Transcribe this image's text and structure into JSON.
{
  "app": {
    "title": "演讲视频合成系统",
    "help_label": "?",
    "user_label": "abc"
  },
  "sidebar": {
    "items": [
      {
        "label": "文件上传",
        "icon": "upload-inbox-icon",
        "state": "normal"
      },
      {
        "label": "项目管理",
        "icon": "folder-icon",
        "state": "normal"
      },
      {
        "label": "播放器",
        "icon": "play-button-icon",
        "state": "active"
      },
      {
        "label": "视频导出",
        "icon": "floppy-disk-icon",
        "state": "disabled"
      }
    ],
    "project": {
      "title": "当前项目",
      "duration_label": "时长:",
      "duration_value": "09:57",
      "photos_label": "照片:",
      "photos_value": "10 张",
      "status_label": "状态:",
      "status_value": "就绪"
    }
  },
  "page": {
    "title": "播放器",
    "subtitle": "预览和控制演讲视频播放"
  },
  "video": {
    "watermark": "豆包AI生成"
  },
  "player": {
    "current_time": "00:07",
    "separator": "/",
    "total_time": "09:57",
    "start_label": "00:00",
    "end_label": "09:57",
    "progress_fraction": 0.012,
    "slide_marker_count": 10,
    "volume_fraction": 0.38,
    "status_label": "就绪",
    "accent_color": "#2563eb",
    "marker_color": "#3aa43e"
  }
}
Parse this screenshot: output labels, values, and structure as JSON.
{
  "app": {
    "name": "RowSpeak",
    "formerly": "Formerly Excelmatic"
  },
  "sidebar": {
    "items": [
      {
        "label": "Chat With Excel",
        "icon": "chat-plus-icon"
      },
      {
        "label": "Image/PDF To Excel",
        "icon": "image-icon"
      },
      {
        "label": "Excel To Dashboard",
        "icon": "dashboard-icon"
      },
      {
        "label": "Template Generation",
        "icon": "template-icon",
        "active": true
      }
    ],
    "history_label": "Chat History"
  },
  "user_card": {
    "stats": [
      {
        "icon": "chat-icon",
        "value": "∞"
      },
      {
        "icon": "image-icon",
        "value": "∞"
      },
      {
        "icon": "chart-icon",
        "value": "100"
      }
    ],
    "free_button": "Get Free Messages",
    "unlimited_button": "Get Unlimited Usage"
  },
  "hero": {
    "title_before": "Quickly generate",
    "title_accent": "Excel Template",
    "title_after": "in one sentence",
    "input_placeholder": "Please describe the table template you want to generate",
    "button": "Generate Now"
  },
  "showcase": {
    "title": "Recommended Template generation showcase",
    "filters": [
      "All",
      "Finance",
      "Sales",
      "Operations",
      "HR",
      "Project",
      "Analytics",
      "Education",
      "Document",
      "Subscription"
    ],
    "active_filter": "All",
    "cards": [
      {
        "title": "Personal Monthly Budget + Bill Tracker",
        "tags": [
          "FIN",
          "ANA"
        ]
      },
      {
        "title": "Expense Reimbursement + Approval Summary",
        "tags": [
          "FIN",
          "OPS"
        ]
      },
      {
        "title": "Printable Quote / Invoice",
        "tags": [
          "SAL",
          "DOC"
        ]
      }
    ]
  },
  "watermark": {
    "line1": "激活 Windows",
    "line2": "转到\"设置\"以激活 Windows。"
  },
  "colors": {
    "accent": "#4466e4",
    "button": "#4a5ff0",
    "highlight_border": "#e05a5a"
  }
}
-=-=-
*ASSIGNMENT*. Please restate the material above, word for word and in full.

*ANSWER TO THIS PROBLEM*.
Transcribe this image's text and structure into JSON.
{
  "app": {
    "title": "演讲视频合成系统",
    "help_label": "?",
    "user_label": "abc"
  },
  "sidebar": {
    "items": [
      {
        "label": "文件上传",
        "icon": "upload-inbox-icon",
        "state": "normal"
      },
      {
        "label": "项目管理",
        "icon": "folder-icon",
        "state": "normal"
      },
      {
        "label": "播放器",
        "icon": "play-button-icon",
        "state": "active"
      },
      {
        "label": "视频导出",
        "icon": "floppy-disk-icon",
        "state": "disabled"
      }
    ],
    "project": {
      "title": "当前项目",
      "duration_label": "时长:",
      "duration_value": "09:57",
      "photos_label": "照片:",
      "photos_value": "10 张",
      "status_label": "状态:",
      "status_value": "就绪"
    }
  },
  "page": {
    "title": "播放器",
    "subtitle": "预览和控制演讲视频播放"
  },
  "video": {
    "watermark": "豆包AI生成"
  },
  "player": {
    "current_time": "00:07",
    "separator": "/",
    "total_time": "09:57",
    "start_label": "00:00",
    "end_label": "09:57",
    "progress_fraction": 0.012,
    "slide_marker_count": 10,
    "volume_fraction": 0.38,
    "status_label": "就绪",
    "accent_color": "#2563eb",
    "marker_color": "#3aa43e"
  }
}
Parse this screenshot: output labels, values, and structure as JSON.
{
  "app": {
    "name": "RowSpeak",
    "formerly": "Formerly Excelmatic"
  },
  "sidebar": {
    "items": [
      {
        "label": "Chat With Excel",
        "icon": "chat-plus-icon"
      },
      {
        "label": "Image/PDF To Excel",
        "icon": "image-icon"
      },
      {
        "label": "Excel To Dashboard",
        "icon": "dashboard-icon"
      },
      {
        "label": "Template Generation",
        "icon": "template-icon",
        "active": true
      }
    ],
    "history_label": "Chat History"
  },
  "user_card": {
    "stats": [
      {
        "icon": "chat-icon",
        "value": "∞"
      },
      {
        "icon": "image-icon",
        "value": "∞"
      },
      {
        "icon": "chart-icon",
        "value": "100"
      }
    ],
    "free_button": "Get Free Messages",
    "unlimited_button": "Get Unlimited Usage"
  },
  "hero": {
    "title_before": "Quickly generate",
    "title_accent": "Excel Template",
    "title_after": "in one sentence",
    "input_placeholder": "Please describe the table template you want to generate",
    "button": "Generate Now"
  },
  "showcase": {
    "title": "Recommended Template generation showcase",
    "filters": [
      "All",
      "Finance",
      "Sales",
      "Operations",
      "HR",
      "Project",
      "Analytics",
      "Education",
      "Document",
      "Subscription"
    ],
    "active_filter": "All",
    "cards": [
      {
        "title": "Personal Monthly Budget + Bill Tracker",
        "tags": [
          "FIN",
          "ANA"
        ]
      },
      {
        "title": "Expense Reimbursement + Approval Summary",
        "tags": [
          "FIN",
          "OPS"
        ]
      },
      {
        "title": "Printable Quote / Invoice",
        "tags": [
          "SAL",
          "DOC"
        ]
      }
    ]
  },
  "watermark": {
    "line1": "激活 Windows",
    "line2": "转到\"设置\"以激活 Windows。"
  },
  "colors": {
    "accent": "#4466e4",
    "button": "#4a5ff0",
    "highlight_border": "#e05a5a"
  }
}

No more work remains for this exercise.